(Beginning of EXTRACTED DATA)

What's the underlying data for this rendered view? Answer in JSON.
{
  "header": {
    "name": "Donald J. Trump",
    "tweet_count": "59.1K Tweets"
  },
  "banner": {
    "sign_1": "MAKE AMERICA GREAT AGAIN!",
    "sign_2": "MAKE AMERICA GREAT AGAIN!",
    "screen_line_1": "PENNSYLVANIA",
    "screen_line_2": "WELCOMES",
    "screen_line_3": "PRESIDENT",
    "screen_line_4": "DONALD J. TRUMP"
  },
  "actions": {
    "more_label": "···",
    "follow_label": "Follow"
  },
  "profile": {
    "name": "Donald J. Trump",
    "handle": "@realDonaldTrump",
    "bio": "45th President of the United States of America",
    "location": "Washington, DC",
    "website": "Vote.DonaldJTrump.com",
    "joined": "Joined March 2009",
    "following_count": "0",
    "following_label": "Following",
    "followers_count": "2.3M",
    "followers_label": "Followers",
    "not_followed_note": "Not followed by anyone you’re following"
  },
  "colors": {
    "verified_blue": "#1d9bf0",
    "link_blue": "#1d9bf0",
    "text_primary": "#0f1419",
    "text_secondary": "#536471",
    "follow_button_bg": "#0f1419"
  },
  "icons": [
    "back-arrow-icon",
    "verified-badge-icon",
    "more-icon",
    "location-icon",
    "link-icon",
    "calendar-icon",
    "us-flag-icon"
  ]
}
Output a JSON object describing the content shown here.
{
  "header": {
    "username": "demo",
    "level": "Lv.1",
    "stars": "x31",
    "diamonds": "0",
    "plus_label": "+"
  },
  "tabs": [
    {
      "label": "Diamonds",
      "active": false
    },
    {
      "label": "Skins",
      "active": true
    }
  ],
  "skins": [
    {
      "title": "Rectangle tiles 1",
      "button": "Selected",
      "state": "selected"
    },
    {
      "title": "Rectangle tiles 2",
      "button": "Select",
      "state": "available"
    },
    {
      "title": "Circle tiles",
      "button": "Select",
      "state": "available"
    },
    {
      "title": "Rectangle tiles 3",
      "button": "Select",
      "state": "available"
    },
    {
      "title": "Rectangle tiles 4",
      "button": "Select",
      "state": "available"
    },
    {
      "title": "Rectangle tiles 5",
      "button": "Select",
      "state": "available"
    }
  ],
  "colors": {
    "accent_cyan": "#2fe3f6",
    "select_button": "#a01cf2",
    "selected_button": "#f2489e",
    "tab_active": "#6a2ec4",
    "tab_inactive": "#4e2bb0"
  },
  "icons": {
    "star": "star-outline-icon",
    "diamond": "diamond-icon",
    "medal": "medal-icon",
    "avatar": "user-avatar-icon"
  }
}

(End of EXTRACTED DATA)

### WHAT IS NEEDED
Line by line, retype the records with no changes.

### ANSWER TO THE PROBLEM
What's the underlying data for this rendered view? Answer in JSON.
{
  "header": {
    "name": "Donald J. Trump",
    "tweet_count": "59.1K Tweets"
  },
  "banner": {
    "sign_1": "MAKE AMERICA GREAT AGAIN!",
    "sign_2": "MAKE AMERICA GREAT AGAIN!",
    "screen_line_1": "PENNSYLVANIA",
    "screen_line_2": "WELCOMES",
    "screen_line_3": "PRESIDENT",
    "screen_line_4": "DONALD J. TRUMP"
  },
  "actions": {
    "more_label": "···",
    "follow_label": "Follow"
  },
  "profile": {
    "name": "Donald J. Trump",
    "handle": "@realDonaldTrump",
    "bio": "45th President of the United States of America",
    "location": "Washington, DC",
    "website": "Vote.DonaldJTrump.com",
    "joined": "Joined March 2009",
    "following_count": "0",
    "following_label": "Following",
    "followers_count": "2.3M",
    "followers_label": "Followers",
    "not_followed_note": "Not followed by anyone you’re following"
  },
  "colors": {
    "verified_blue": "#1d9bf0",
    "link_blue": "#1d9bf0",
    "text_primary": "#0f1419",
    "text_secondary": "#536471",
    "follow_button_bg": "#0f1419"
  },
  "icons": [
    "back-arrow-icon",
    "verified-badge-icon",
    "more-icon",
    "location-icon",
    "link-icon",
    "calendar-icon",
    "us-flag-icon"
  ]
}
Output a JSON object describing the content shown here.
{
  "header": {
    "username": "demo",
    "level": "Lv.1",
    "stars": "x31",
    "diamonds": "0",
    "plus_label": "+"
  },
  "tabs": [
    {
      "label": "Diamonds",
      "active": false
    },
    {
      "label": "Skins",
      "active": true
    }
  ],
  "skins": [
    {
      "title": "Rectangle tiles 1",
      "button": "Selected",
      "state": "selected"
    },
    {
      "title": "Rectangle tiles 2",
      "button": "Select",
      "state": "available"
    },
    {
      "title": "Circle tiles",
      "button": "Select",
      "state": "available"
    },
    {
      "title": "Rectangle tiles 3",
      "button": "Select",
      "state": "available"
    },
    {
      "title": "Rectangle tiles 4",
      "button": "Select",
      "state": "available"
    },
    {
      "title": "Rectangle tiles 5",
      "button": "Select",
      "state": "available"
    }
  ],
  "colors": {
    "accent_cyan": "#2fe3f6",
    "select_button": "#a01cf2",
    "selected_button": "#f2489e",
    "tab_active": "#6a2ec4",
    "tab_inactive": "#4e2bb0"
  },
  "icons": {
    "star": "star-outline-icon",
    "diamond": "diamond-icon",
    "medal": "medal-icon",
    "avatar": "user-avatar-icon"
  }
}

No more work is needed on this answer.